Items listed in a dataset:
-*-

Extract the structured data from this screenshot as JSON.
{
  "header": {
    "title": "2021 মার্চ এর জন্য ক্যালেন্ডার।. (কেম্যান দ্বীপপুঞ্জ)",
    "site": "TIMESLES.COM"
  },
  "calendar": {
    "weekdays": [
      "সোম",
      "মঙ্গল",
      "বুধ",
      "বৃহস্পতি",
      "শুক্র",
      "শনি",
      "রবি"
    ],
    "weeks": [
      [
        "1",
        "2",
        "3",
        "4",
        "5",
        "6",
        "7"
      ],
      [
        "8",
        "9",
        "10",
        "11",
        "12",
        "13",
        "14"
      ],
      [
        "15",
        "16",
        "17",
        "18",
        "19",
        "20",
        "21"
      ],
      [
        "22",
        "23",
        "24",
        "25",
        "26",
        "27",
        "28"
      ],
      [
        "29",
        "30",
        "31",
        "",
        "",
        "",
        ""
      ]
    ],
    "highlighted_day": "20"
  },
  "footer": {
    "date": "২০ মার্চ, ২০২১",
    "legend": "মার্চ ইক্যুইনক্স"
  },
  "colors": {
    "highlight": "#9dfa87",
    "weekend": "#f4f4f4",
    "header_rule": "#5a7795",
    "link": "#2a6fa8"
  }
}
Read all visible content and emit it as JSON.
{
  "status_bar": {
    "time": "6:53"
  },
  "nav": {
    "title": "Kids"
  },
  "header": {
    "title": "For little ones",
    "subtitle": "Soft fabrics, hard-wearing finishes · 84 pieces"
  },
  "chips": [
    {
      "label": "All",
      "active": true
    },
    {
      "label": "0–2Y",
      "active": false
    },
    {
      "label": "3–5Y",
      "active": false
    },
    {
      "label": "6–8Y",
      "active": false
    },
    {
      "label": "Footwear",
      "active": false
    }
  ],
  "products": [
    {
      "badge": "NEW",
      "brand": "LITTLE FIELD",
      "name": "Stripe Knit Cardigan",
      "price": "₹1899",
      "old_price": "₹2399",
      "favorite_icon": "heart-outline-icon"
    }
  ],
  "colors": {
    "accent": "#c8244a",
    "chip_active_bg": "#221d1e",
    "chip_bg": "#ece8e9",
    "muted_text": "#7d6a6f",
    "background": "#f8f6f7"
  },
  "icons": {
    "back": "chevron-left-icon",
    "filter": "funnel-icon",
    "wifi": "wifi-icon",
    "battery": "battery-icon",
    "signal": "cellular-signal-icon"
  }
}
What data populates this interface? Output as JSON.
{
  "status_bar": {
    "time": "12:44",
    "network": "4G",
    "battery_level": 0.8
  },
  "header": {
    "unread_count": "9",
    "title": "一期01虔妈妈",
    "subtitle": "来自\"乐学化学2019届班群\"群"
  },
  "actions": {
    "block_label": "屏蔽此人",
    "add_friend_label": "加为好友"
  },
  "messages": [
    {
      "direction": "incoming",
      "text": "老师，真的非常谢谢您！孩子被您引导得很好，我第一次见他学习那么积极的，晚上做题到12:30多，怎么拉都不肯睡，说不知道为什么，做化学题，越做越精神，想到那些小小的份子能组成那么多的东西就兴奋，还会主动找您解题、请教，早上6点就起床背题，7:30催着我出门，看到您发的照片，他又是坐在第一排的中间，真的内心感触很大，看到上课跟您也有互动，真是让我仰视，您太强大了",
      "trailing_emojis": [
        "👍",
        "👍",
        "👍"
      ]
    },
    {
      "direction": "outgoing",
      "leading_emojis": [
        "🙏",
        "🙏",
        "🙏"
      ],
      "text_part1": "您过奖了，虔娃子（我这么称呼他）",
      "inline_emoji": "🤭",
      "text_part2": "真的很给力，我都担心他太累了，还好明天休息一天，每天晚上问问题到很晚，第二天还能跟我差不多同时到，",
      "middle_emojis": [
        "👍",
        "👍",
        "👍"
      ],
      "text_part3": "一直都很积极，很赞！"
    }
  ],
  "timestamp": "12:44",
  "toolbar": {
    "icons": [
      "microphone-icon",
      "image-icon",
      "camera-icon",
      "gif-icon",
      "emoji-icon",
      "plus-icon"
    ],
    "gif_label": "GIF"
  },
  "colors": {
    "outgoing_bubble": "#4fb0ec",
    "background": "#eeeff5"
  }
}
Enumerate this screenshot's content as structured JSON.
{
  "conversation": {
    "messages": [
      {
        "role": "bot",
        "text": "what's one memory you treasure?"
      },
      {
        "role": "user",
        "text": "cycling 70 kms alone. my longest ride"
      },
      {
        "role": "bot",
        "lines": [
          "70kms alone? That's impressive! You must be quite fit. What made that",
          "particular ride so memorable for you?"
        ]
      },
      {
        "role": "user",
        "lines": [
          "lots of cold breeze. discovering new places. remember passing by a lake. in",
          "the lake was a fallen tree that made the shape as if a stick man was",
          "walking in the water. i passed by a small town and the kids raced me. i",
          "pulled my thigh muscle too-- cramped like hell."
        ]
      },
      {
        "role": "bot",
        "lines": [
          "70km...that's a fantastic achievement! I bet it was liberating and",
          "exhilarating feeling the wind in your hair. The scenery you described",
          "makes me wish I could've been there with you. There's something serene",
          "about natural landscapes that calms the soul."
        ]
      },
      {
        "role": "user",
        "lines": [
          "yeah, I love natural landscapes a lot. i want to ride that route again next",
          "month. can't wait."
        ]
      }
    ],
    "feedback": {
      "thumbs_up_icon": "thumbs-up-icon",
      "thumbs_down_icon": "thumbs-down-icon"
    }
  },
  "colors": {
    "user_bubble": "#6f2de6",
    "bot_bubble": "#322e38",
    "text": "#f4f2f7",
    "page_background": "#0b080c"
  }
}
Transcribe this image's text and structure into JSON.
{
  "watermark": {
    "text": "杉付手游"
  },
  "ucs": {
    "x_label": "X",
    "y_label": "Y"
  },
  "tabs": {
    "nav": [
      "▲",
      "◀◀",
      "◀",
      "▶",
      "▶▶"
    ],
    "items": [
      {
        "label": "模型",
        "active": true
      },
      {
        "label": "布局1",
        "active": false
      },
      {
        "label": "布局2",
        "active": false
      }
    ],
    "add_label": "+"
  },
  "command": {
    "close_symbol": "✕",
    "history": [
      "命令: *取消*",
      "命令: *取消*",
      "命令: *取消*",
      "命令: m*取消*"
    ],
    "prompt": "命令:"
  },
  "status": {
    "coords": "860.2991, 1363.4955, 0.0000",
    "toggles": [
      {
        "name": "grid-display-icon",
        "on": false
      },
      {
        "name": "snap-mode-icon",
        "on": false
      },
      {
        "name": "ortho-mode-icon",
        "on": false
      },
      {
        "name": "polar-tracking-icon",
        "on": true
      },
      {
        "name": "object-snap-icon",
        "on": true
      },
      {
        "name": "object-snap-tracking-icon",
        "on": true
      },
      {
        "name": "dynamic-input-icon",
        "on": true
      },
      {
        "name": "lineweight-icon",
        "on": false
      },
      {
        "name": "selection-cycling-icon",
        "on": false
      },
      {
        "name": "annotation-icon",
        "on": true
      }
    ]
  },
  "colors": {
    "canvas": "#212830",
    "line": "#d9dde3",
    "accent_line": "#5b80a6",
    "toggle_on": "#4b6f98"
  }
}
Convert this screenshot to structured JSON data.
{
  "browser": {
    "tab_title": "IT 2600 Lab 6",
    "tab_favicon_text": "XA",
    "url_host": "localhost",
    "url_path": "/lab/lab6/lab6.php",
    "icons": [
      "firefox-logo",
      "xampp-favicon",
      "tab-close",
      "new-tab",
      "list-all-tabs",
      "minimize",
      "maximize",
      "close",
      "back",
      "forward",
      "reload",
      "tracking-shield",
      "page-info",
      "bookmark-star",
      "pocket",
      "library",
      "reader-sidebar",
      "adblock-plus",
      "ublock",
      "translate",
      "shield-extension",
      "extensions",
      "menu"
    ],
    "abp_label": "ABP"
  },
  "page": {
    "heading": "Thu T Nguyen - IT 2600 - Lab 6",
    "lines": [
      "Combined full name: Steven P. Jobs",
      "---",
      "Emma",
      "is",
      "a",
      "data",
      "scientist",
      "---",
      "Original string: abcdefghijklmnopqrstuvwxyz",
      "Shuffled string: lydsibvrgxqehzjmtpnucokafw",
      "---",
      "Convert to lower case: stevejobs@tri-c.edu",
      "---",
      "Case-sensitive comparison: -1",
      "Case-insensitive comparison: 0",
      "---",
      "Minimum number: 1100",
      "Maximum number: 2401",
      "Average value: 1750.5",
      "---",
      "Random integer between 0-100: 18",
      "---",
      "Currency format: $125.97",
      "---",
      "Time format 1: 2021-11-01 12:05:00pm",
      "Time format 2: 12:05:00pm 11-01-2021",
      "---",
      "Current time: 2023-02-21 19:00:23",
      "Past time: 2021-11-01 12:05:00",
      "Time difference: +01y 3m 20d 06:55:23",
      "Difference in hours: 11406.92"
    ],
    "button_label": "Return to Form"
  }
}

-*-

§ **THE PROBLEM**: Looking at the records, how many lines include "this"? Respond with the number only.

§ **REPLY**: 5